But actually the United States, with its relatively low marginal tax rates, gets more revenue out of the rich than any other developed country, according to research by the Tax Foundation based on OECD figures. Far more than many European countries that have much higher rates. Over time, and as the success of tax cuts in the 1980s shows, tax cuts can be so economically successful that they increase revenue.
Lower spending and lower taxes, particularly lower marginal rates of tax on your income, have a great track record – established by years of academic research which we’re working to summarise with the 2020 Tax Commission – of delivering greater prosperity. And simple, proportionate taxes are a more reliable way of ensuring everyone pays their fair share.
Campaigning for the tax system to be more transparent and simpler has always been one of the core missions of the TaxPayers’ Alliance.
And so in broad terms we very much welcome the consultation which was launched this morning by Treasury Minister David Gauke entitled Modernising the administration of the personal tax system: Tax Transparency for Individuals.
The opening line of the document states:
“The Government wants to hear views on how increased transparency and accessibility to tax information can build greater awareness and understanding of how the system works.”
Frankly, it ought to read: “Increased transparency and accessibility to tax information DOES build greater awareness and understanding of how the system works – so we are going to get on and do it.”
Frustrations about the pace at which the wheels of government turn aside (the document is now subject to a 12-week consultation, which should at least allow the Chancellor to deliver some action in the Budget next March), most of the substance and direction of it is to be welcomed.
The Government is already looking at how in some other countries there are systems in operation whereby individuals can go online to see how much they are paying in tax month-by-month and year-on-year.
At the event launching the consultation this morning, David Gauke showed prepared mock-ups of what a personal HMRC web page could look like for Britons.
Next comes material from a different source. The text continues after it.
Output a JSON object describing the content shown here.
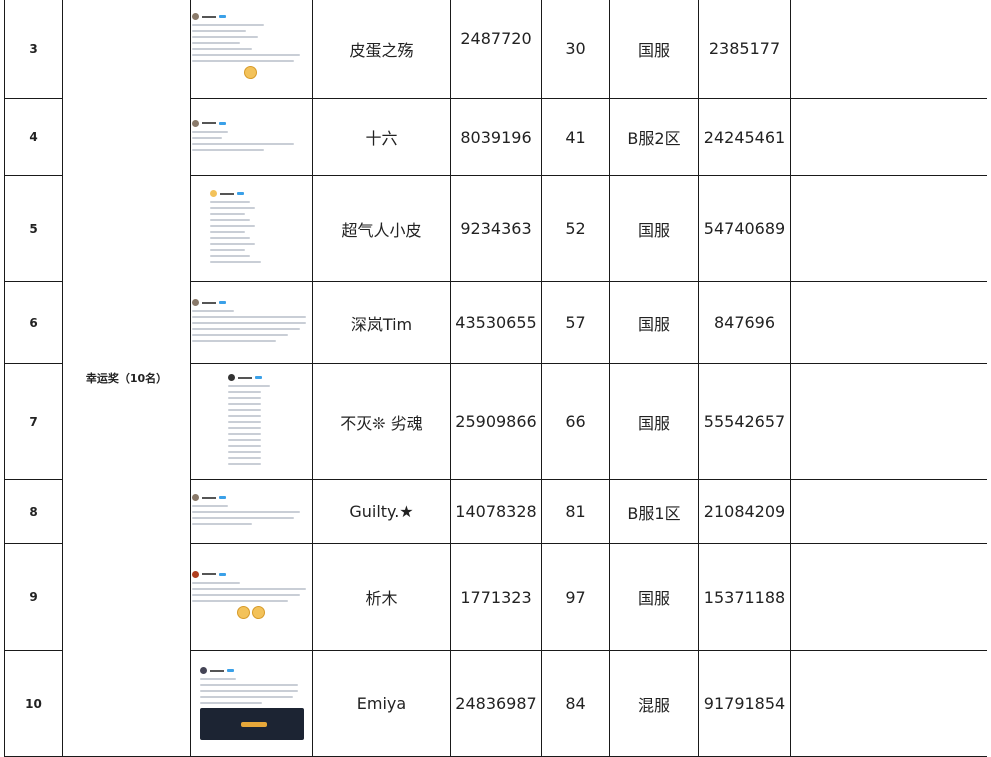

This would enable people easily to see how much of their income goes on income tax and national insurance contributions – including the oft-forgotten employer’s element of the NICs. This would show people year-on-year whether they were paying more or less in tax and would indeed be a welcome leap forward in transparency. As the above video produced by the Treasury itself demonstrates, there is widespread public ignorance about how much tax they are actually paying.
Also today, the Government published its latest position on the integration of the operation of income tax and National Insurance Contributions, in response to a consultation it held on the issue earlier this year.
The TaxPayers’ Alliance has called for a complete merger of National Insurance and Income Tax, as explained in our recent report, Abolish National Insurance, and that is what we recommended in our response to the consultation: National Insurance is almost indistinguishable from Income Tax in its function of raising revenue and the current system obscures public understanding of tax on earnings.
It is disappointing, therefore, that the Government has not been persuaded of the merits of this case, concluding as it does that it wishes NICs to “retain an identity distinguishable from income tax” as part of maintaining the so-called contributory principle.
It does, however, accept that “closer integration of the operation of income tax and NICS has the potential to reduce burdens on business, remove economic distortions and improve fairness” – although does not foresee being able to implement any changes until “around 2017”.
At a time when businesses are crying out for red tape to be reduced, five years does seem an extraordinarily long time to wait for any action on this.